The lighthearted artwork of the original editions was replaced by minimalist art in the ‘black box’ edition, and both have been the source of great controversy. Many of the non-English editions use more conventional artwork.Read More
“Mottainai” (pronounced mot/tai/nai or like the English words mote-tie-nigh) means “Don’t waste”, or “Every little thing has a soul”. In the game Mottainai, a successor in the Glory to Rome line, you use your cards for many purposes. Each player is an acolyte in a temple who performs tasks, collects materials, and sells or completes works for visitors. Every card can be each of these three things.
You choose tasks to allow you to perform actions, keeping in mind that other players will get to follow up on your task on their next turn. Clever planning and combining of your works’ special abilities is key, as is managing which materials you sell.
Mottainai is a quick, but deep, game experience.Read More
by – Price: – – – – Travel back in time to the greatest city in Mesoamerica. Witness the glory and the twilight of the powerful pre-Columbian civilization. Strategize, accrue wealth, gain the favour of the gods, and become the builder of the magnificent Pyramid of the Sun. In Teotihuacan: City of Gods, each player commands … Read moreRead More
by – Price: – – – – Enter the Dark Ages of Greece, ruled by mighty Gods wielding advanced technology. Control asymmetric heroes and choose your path to victory, either by strategic control or adventure style monster hunting and quests. Build majestic multi-part monuments of Gods on the board and unlock their mighty powers that … Read moreRead More
by – Price: – – – – Imagine you can control the forces of a noble family, guild, or religious order on a barren planet which is the only source for the most valuable substance in the known universe. Imagine you can rewrite the script for one of the most famous science fiction books of … Read moreRead More

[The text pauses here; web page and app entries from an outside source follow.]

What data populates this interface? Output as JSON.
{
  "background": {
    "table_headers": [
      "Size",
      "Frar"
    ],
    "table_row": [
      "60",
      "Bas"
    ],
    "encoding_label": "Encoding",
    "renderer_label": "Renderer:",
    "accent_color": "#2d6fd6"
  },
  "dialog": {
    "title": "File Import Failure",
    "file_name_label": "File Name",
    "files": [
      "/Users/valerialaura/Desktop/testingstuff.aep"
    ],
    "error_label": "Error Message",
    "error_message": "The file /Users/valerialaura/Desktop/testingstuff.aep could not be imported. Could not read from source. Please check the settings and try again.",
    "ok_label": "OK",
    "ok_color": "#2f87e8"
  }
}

The Imomushi silkworms can live only in the cold peaks of the Akaishi Mountains, and they produce the most delicate and expensive silk in the world. Very few people can withstand the hardships of the lonesome life a shepherd of giant silkworms leads. It is a solitary existence that requires great dedication and strength of character to bear the pressures that stem from competing with the few other shepherds who fight over the scarce but desirable feeding grounds, while keeping the fearsome ookamy at bay.

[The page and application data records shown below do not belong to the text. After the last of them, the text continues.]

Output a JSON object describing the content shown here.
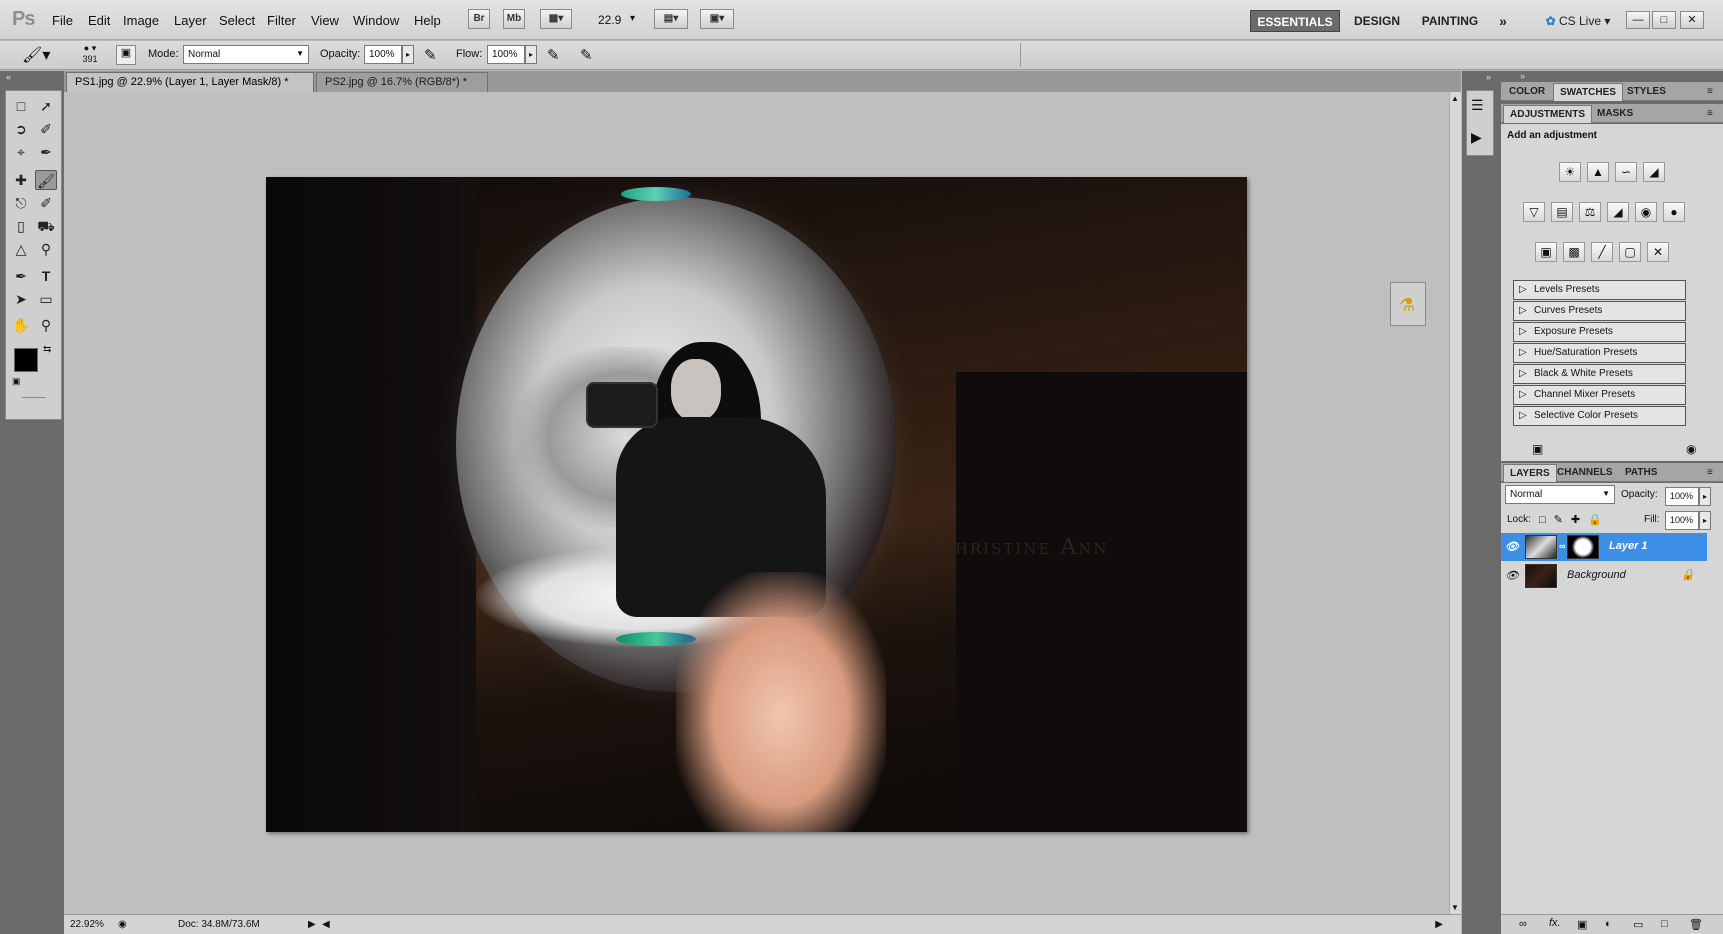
{
  "app": {
    "logo": "Ps"
  },
  "menu": [
    "File",
    "Edit",
    "Image",
    "Layer",
    "Select",
    "Filter",
    "View",
    "Window",
    "Help"
  ],
  "appbar": {
    "bridge": "Br",
    "minibridge": "Mb",
    "zoom": "22.9"
  },
  "workspaces": [
    "ESSENTIALS",
    "DESIGN",
    "PAINTING"
  ],
  "cslive": "CS Live",
  "options": {
    "brush_size": "391",
    "mode_label": "Mode:",
    "mode_value": "Normal",
    "opacity_label": "Opacity:",
    "opacity_value": "100%",
    "flow_label": "Flow:",
    "flow_value": "100%"
  },
  "doc_tabs": [
    {
      "label": "PS1.jpg @ 22.9% (Layer 1, Layer Mask/8) *"
    },
    {
      "label": "PS2.jpg @ 16.7% (RGB/8*) *"
    }
  ],
  "watermark": "Christine Ann",
  "status": {
    "zoom": "22.92%",
    "doc": "Doc: 34.8M/73.6M"
  },
  "color_panel": {
    "tabs": [
      "COLOR",
      "SWATCHES",
      "STYLES"
    ]
  },
  "adjustments": {
    "tabs": [
      "ADJUSTMENTS",
      "MASKS"
    ],
    "heading": "Add an adjustment",
    "presets": [
      "Levels Presets",
      "Curves Presets",
      "Exposure Presets",
      "Hue/Saturation Presets",
      "Black & White Presets",
      "Channel Mixer Presets",
      "Selective Color Presets"
    ]
  },
  "layers_panel": {
    "tabs": [
      "LAYERS",
      "CHANNELS",
      "PATHS"
    ],
    "blend_mode": "Normal",
    "opacity_label": "Opacity:",
    "opacity_value": "100%",
    "lock_label": "Lock:",
    "fill_label": "Fill:",
    "fill_value": "100%",
    "layers": [
      {
        "name": "Layer 1",
        "selected": true
      },
      {
        "name": "Background",
        "selected": false
      }
    ]
  },
  "colors": {
    "accent": "#3b8fe0",
    "selected_layer": "#3d8ee6"
  }
}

Silk is a gateway game into area control and worker placement systems. Players have to move their silkworms to the optimal spaces so they can feed on the best grass available, while pushing the other players’ pieces into less desirable feeding grounds. In this game, players roll dice in order to determine which actions they are allowed to perform during their turn. There are six types of actions available: breeding more silkworms, moving the shepherd or their mastiff, building fences or farms, moving the ookami monster around the board, and — most importantly — getting your silkworms to feed. When silkworms feed, they generate a number of silk points, depending on the type of terrain they are standing on at that moment. These points can be used to modify the outcome of a dice roll, all while keeping in mind that the player with the most silk points at the end of the game wins!Read More